Records for processing:
☆ ☆ ☆ ☆

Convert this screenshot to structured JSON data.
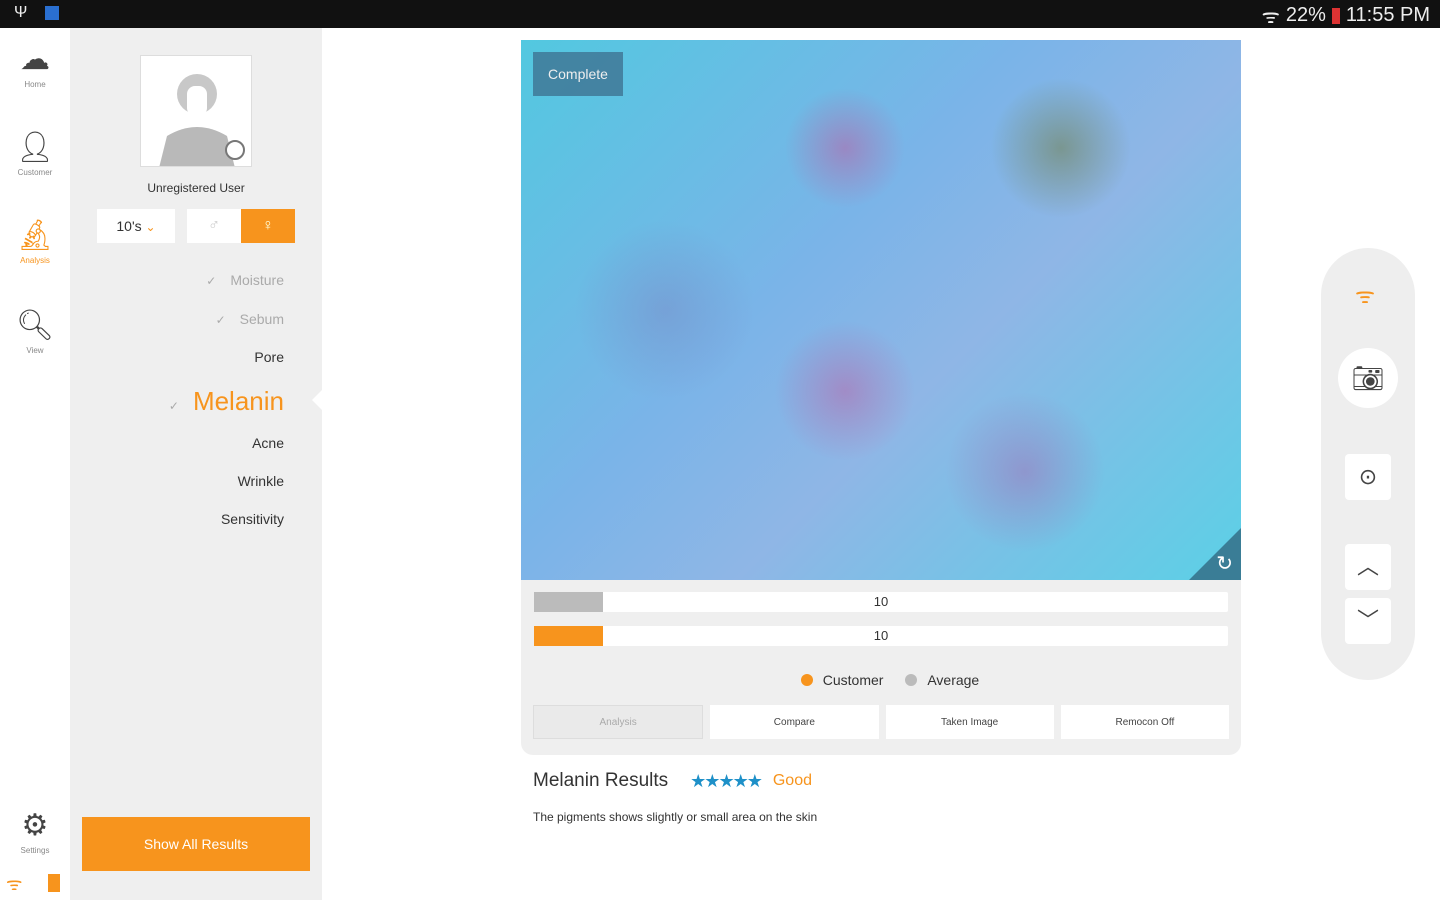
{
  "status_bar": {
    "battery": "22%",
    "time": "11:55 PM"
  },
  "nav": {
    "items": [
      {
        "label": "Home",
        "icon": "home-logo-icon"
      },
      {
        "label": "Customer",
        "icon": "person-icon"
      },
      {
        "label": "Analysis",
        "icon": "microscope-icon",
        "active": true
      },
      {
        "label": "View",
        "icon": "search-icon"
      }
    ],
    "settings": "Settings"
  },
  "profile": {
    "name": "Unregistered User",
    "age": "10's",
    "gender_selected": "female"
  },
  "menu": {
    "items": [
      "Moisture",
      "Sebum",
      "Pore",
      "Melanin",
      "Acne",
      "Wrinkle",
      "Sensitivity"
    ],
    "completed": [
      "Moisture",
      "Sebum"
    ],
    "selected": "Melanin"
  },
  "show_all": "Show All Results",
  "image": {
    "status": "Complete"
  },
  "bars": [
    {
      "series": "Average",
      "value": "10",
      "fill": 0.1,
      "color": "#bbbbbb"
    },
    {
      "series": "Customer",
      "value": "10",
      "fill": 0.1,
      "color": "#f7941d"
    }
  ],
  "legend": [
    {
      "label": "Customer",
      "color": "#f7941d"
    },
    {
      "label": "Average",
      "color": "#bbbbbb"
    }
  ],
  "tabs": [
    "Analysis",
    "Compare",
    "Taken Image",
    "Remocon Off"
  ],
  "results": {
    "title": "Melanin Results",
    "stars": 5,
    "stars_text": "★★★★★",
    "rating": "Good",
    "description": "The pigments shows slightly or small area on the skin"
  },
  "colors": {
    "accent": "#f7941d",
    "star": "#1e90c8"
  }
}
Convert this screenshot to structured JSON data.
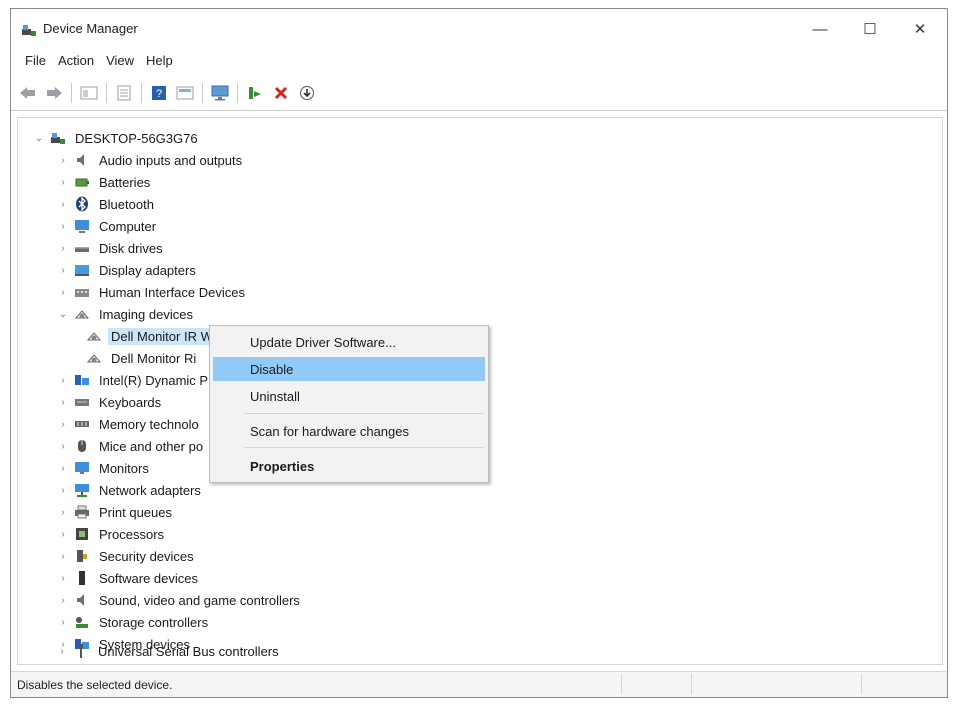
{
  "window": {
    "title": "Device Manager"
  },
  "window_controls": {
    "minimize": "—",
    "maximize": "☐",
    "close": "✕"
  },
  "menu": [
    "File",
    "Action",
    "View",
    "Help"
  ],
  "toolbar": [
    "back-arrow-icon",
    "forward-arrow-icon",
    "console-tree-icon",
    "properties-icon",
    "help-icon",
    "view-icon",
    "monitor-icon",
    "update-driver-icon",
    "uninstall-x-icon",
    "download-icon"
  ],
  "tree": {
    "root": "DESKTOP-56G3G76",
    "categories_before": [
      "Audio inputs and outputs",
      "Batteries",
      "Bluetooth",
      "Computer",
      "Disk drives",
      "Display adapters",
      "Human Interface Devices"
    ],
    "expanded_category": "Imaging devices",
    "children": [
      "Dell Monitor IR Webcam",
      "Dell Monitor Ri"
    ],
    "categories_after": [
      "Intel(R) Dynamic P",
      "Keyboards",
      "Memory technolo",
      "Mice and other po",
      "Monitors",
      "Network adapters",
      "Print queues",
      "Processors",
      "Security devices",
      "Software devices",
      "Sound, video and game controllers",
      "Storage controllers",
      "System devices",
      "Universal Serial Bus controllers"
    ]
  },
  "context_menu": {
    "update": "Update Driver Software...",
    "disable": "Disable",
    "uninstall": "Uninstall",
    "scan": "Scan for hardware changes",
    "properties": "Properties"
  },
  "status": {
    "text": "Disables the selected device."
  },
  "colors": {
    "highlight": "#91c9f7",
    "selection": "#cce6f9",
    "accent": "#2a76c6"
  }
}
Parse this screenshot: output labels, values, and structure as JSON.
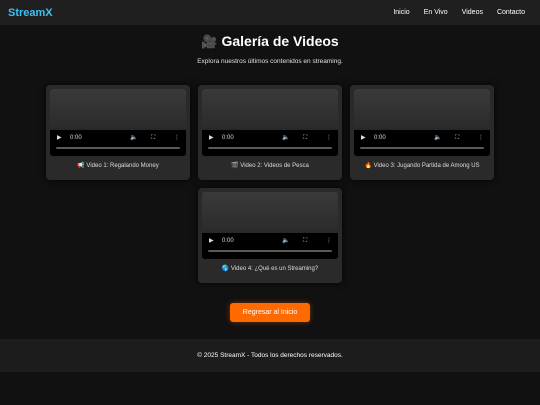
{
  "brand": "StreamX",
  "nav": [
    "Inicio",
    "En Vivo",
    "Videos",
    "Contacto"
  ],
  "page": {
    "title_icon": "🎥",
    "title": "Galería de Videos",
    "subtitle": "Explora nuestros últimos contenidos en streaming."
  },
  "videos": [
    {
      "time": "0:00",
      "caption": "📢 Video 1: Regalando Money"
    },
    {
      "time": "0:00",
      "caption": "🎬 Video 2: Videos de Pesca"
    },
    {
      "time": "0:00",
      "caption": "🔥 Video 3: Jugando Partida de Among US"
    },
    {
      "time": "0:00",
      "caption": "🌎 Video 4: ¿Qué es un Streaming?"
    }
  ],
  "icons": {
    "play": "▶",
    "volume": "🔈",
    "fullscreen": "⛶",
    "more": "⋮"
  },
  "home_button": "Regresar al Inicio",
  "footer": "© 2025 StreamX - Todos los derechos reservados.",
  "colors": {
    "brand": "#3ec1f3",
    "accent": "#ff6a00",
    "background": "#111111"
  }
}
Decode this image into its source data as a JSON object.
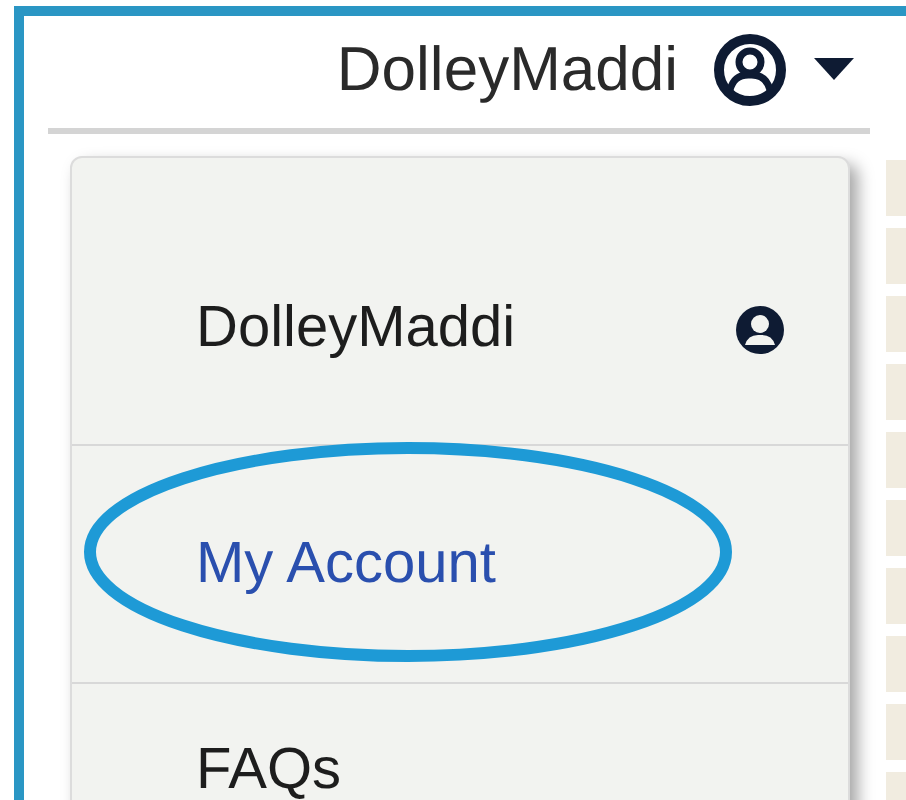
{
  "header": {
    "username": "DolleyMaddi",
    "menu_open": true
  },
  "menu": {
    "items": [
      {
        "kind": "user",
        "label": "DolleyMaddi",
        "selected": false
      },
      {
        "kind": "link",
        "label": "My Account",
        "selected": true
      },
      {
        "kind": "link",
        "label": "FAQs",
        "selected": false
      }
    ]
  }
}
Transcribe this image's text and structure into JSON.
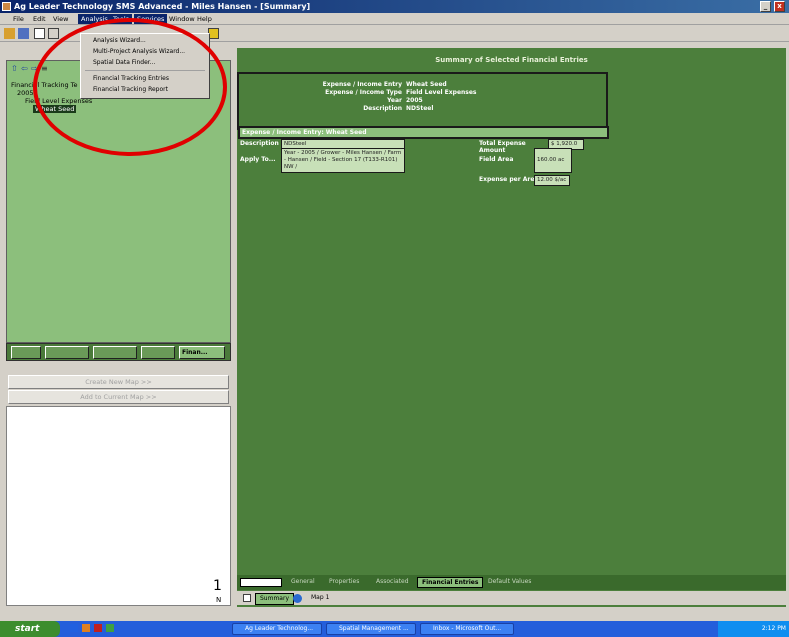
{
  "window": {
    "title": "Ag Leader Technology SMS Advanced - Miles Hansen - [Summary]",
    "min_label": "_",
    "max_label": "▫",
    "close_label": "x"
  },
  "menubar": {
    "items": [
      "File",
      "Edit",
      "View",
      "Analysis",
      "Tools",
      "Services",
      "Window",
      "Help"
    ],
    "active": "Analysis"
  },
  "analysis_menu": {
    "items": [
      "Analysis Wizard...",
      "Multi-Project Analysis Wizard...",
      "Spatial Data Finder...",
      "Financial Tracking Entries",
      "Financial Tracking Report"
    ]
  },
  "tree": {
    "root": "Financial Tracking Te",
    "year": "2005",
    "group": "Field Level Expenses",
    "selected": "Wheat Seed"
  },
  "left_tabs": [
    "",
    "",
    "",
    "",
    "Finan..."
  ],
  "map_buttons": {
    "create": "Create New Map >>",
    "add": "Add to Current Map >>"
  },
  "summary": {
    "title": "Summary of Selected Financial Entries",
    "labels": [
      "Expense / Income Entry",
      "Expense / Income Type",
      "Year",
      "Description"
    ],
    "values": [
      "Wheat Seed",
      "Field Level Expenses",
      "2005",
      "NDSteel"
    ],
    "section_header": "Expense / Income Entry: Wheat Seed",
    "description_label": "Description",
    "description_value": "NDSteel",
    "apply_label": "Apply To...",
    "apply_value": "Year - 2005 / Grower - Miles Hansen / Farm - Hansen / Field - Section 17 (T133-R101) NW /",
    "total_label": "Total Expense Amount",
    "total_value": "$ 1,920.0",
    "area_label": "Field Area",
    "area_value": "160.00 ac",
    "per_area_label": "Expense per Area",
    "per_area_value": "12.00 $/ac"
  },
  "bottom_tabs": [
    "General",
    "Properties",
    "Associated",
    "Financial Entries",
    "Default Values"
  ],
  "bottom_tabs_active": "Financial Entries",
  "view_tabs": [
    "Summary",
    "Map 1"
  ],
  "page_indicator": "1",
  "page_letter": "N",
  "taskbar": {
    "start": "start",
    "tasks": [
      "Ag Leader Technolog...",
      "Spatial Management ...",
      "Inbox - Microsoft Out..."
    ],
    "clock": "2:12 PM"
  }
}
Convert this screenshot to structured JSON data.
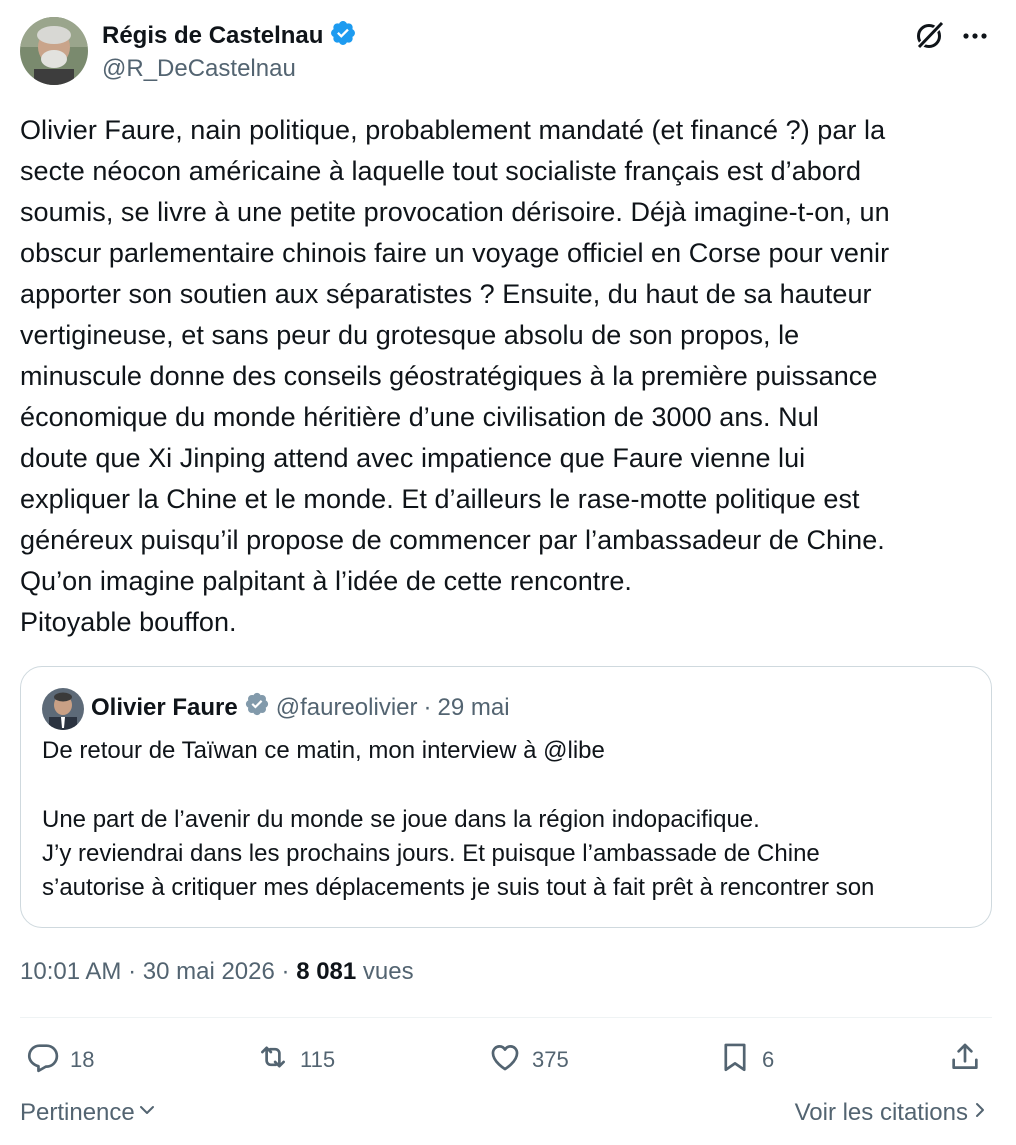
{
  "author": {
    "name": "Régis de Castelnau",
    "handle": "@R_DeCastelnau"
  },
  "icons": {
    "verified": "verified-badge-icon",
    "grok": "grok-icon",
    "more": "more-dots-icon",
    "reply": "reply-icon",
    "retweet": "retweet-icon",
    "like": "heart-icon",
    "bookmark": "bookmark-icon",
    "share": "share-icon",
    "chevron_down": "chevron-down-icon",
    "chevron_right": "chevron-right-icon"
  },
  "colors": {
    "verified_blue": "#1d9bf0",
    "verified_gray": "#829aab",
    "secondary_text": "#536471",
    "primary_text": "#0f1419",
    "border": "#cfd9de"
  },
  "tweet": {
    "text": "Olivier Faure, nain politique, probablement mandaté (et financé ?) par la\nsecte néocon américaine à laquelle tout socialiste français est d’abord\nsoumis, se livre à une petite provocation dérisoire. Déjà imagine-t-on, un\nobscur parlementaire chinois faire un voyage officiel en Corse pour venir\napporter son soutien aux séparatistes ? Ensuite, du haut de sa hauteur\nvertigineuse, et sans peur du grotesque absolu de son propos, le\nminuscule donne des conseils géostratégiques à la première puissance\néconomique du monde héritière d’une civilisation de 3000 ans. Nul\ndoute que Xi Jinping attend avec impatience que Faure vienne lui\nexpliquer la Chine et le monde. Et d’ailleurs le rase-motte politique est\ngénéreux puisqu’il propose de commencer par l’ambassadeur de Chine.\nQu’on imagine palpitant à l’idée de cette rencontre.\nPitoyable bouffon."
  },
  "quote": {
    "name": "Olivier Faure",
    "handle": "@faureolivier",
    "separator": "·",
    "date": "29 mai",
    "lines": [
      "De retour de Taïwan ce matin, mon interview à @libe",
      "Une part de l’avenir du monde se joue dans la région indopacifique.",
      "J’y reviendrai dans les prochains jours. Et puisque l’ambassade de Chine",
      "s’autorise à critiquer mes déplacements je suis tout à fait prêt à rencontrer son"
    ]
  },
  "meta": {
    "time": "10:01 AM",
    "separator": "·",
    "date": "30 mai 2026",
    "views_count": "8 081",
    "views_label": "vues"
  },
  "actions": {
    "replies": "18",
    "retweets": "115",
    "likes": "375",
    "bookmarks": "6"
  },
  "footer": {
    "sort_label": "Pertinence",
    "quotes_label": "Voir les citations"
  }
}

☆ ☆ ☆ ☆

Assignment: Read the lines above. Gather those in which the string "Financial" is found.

Response to this task:
      "Financial Tracking Entries",
      "Financial Tracking Report"
    "root": "Financial Tracking Te",
    "title": "Summary of Selected Financial Entries",
    "Financial Entries",
  "bottom_tabs_active": "Financial Entries",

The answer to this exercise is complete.